Instructions to follow :: Reply with one number: the count of lines in the listing that contain the string "Diagnostics".

Information shown ::
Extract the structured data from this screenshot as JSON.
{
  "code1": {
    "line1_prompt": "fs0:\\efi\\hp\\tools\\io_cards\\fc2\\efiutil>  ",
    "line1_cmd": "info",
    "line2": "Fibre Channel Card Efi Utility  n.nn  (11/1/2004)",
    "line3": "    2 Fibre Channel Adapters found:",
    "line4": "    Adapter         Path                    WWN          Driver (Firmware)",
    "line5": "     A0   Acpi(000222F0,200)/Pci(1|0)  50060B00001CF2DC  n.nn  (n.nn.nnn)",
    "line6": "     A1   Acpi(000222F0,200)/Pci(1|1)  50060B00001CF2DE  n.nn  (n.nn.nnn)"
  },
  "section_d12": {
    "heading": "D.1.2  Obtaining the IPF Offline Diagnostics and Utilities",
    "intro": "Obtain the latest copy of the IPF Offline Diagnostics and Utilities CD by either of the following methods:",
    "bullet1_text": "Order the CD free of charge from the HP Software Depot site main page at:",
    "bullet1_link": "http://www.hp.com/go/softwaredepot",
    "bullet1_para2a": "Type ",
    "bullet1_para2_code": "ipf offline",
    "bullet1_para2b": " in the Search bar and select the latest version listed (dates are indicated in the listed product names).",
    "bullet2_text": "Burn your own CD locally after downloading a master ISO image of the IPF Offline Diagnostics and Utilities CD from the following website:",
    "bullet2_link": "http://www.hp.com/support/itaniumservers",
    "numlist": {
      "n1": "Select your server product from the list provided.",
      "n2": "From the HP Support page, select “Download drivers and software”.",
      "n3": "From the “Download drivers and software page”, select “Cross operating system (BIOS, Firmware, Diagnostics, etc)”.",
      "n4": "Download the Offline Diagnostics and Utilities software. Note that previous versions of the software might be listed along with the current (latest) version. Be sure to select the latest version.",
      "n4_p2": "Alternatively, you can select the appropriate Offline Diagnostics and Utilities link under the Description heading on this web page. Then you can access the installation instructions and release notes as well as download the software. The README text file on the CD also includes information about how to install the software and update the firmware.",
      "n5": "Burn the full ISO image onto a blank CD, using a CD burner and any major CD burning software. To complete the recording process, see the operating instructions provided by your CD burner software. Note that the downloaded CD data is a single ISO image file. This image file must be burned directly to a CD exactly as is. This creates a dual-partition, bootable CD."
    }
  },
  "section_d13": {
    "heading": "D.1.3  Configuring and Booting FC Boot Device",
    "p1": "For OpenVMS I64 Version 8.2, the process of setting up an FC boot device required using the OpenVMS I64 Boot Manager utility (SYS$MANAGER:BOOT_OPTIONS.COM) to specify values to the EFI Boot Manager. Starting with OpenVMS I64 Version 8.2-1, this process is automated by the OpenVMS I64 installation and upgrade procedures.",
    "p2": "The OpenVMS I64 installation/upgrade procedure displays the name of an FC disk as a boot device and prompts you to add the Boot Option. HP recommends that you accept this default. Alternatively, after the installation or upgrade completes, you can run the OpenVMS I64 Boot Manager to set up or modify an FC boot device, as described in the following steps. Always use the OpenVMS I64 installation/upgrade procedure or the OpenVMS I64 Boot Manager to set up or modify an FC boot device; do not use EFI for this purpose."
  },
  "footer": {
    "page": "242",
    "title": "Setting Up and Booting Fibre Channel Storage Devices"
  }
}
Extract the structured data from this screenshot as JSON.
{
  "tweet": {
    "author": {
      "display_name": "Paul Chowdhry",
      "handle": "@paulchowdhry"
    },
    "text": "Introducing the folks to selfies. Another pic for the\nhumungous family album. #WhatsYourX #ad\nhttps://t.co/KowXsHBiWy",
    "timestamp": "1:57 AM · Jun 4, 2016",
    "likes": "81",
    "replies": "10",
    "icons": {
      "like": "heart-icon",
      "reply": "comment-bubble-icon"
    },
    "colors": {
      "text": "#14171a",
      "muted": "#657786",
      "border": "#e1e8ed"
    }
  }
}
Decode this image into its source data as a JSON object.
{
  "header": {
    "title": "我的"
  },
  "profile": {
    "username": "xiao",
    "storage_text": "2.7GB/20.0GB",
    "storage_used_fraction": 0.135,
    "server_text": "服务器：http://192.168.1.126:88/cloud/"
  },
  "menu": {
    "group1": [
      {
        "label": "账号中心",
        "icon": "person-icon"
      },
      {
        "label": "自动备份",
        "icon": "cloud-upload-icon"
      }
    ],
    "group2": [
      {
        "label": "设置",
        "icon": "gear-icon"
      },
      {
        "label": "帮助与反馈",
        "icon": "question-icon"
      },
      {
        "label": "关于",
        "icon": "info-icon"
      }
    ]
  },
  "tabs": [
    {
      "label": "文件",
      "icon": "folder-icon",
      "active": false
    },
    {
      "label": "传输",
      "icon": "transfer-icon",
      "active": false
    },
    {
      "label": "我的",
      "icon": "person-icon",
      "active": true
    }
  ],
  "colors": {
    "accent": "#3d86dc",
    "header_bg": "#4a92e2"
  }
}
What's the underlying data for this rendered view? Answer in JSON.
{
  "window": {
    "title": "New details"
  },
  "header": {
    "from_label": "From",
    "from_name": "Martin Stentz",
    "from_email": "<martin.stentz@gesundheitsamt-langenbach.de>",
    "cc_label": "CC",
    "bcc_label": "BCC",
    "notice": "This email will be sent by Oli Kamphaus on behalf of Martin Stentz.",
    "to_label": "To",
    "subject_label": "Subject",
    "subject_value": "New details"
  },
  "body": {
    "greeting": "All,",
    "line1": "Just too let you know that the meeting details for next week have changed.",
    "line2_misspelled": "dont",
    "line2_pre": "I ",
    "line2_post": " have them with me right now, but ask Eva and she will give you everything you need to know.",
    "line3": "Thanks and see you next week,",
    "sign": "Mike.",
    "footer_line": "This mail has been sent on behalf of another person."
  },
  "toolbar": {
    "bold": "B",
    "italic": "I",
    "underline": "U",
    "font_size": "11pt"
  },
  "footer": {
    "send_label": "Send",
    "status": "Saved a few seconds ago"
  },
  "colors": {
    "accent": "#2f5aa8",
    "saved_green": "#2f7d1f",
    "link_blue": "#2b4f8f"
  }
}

Response area :: 6